On Sept. 5, 1992, computer engineer Laurie Houts, 25, was found dead lying in her car near a California garbage dump. Her boyfriend’s roommate was arrested in connection with the case, but two trials — and two jurors — were later dismissed by a judge. The roommate immediately moved to the Netherlands.
Over the weekend, the roommate — now the chief executive of a small software company — was arrested as he landed at John F. Kennedy International Airport in New York City, according to the Santa Clara County Office of the District Attorney. .
John Woodward, the 58-year-old CEO and president of ReadyTech, is expected to be extradited to Santa Clara County by the end of the month, District Attorney Jeff Rosen said Monday. Arriving there, Woodward is arraigned for the third time to kill Houts by strangulation.
“I was so happy and so excited,” Houts’s sister said The Mercury News. “Then you get down to that. No one can return your loved one. They are gone. Even if it feels good in a way that is fair, it won’t solve the problem. It’s not like if you win, you get your brother back.
Houts’ body was discovered by a passerby less than a mile from his Adobe Systems office in Mountain View more than 30 years ago, according to San Francisco Chronicle. A rope was tied around his neck, and there were footprints inside his windshield, called “a sign of his struggle with Woodward” by the district attorney’s office.
Forensic science at the time was able to match Woodward’s fingerprints found on the outside of the vehicle, but investigators could not prove he was inside the vehicle.
Still, when Houts’ girlfriend called, monitored by police, to Woodward shortly after the 25-year-old’s death, he “did not deny” killing Houts. Instead, according to the police summary of the matter, Woodward asked what evidence the authorities had against him and suggested to the roommate that they “meet in a parking lot” to discuss more.
Woodward, who had no alibi the night Houts was killed, was arrested the same year. Prosecutors allege that Woodward developed an “unrequited” romantic interest with Houts ’boyfriend. The theory was criticized as homophobic in Woodward’s first attempt at his defense attorney in 1995, the The Mercury News Reported Monday, and the jury deadlocked his innocence, voting 8-4 for acquittal.
A year later, despite a judge banning the romantic-opponent argument, the jury that heard Woodward’s second try hung himself again, this time ruling 7-5. The judge soon dismissed the case for lack of evidence.
But advances in DNA technology allowed detectives to link Woodward to the rope around Houts’ neck for the first time last year, Rosen said. Investigators at the Santa Clara County Crime Lab and Mountain View Police Department paired Woodward’s genetic material and fiber in his sweatpants to a “murder weapon,” police said.

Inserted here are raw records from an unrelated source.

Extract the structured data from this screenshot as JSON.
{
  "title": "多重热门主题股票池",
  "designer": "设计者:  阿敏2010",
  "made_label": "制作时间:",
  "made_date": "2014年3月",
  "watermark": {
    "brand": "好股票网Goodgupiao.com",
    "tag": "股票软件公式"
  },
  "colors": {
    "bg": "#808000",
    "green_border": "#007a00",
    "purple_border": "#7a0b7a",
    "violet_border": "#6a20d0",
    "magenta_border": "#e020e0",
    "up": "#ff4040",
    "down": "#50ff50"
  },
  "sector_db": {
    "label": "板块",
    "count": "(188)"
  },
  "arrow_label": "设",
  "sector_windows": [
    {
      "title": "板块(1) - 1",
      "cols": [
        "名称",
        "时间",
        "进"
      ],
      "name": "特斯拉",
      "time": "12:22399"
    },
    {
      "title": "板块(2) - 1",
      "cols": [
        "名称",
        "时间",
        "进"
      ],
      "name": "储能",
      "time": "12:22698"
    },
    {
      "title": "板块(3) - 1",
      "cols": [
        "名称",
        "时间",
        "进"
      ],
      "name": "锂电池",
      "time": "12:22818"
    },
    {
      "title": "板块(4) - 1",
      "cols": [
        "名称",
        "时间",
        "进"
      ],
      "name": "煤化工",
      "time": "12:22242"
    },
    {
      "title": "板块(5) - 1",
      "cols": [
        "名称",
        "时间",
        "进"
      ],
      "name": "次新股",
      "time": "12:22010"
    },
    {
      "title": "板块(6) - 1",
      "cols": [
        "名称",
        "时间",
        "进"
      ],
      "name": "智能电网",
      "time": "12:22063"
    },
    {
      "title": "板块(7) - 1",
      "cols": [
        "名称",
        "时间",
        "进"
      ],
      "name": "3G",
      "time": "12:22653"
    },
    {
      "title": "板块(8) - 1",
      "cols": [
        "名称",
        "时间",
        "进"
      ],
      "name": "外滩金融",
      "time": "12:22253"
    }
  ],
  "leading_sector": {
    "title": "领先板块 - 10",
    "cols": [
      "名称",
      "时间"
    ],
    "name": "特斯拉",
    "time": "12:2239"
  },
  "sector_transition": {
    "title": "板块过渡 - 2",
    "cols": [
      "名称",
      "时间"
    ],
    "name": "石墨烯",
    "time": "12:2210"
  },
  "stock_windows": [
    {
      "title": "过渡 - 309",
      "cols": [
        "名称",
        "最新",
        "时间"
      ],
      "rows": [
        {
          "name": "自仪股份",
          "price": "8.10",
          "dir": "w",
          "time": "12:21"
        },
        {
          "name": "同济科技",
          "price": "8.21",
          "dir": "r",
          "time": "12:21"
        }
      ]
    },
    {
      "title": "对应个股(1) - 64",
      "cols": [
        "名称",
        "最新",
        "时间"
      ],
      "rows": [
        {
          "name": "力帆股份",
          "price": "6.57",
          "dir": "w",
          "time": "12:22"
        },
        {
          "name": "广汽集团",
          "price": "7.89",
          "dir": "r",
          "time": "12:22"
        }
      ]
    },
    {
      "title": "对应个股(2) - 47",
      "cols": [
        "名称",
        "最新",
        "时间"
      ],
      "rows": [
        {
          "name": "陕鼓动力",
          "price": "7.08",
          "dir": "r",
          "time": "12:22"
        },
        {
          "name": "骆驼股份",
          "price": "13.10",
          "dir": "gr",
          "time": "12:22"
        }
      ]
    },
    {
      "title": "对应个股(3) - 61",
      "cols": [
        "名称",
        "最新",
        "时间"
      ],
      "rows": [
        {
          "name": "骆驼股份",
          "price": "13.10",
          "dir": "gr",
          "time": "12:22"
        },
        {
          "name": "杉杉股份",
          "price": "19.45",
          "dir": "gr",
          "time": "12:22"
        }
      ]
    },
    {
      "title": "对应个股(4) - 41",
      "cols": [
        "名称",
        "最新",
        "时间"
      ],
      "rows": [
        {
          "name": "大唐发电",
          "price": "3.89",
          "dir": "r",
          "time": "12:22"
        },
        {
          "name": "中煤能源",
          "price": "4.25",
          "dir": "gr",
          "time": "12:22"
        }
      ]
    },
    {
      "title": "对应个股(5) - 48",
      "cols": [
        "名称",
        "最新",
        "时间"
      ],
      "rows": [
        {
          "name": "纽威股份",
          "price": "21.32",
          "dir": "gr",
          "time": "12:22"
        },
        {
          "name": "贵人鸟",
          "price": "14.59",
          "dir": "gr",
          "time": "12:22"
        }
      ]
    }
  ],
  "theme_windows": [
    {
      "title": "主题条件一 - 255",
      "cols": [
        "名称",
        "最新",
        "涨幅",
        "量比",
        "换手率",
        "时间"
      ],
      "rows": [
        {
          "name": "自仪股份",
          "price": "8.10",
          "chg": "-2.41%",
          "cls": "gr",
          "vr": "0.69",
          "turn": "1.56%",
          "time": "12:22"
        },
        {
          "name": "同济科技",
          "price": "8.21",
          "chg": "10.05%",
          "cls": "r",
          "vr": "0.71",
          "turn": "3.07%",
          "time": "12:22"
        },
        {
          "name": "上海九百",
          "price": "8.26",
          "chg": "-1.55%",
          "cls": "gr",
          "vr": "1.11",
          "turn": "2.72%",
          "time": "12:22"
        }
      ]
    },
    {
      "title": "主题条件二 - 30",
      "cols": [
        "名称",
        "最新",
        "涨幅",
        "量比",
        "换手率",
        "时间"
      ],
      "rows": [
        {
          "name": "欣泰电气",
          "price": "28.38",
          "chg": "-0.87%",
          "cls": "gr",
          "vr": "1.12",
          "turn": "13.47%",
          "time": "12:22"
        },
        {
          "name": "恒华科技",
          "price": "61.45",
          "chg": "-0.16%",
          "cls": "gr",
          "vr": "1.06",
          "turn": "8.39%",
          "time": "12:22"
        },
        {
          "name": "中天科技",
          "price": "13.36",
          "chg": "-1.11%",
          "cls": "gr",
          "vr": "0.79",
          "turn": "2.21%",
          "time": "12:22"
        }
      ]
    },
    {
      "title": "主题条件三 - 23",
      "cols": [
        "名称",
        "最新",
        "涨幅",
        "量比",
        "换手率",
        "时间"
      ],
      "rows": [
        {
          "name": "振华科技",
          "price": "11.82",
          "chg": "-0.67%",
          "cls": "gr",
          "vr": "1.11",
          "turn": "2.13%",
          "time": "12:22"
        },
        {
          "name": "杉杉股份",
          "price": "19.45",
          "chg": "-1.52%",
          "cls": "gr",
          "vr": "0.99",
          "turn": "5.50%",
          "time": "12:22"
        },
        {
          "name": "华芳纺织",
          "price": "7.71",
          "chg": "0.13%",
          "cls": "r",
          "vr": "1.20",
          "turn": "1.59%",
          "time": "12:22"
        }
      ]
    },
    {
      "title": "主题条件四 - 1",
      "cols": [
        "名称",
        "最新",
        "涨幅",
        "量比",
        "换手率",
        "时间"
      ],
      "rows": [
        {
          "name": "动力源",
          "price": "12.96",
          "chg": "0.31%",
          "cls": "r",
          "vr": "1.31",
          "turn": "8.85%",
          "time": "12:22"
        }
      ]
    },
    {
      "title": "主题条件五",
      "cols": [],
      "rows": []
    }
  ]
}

Woodward was arrested after federal agents alerted local authorities of his impending arrival from Amsterdam. Dutch authorities, the district attorney, also obtained a warrant and seized several electronic devices from his home and business.
ReadyTech, which is based in Oakland and has an office in the Netherlands, did not immediately respond to an email sent by The Daily Beast to the address of the company’s general information.
“I want Ms. Houts’ family and friends to know that we never stopped her, ”Rosen said Monday. “No time or distance can stop us from seeking the truth and seeking justice.”
Houts’ family also released a statement after announcing Woodward’s arrest, recalling their daughter’s heart, laughter, and anger.
“Laurie’s way of living and treating people is a strange example of what is right in the world,” they said, according to CBS News ’Bay Area affiliate. “She was a jewel to many, but her bright life was taken from us at the age of 25. We hope justice will finally be served for Laurie and are even more grateful to law enforcement agencies that never stopped her. ”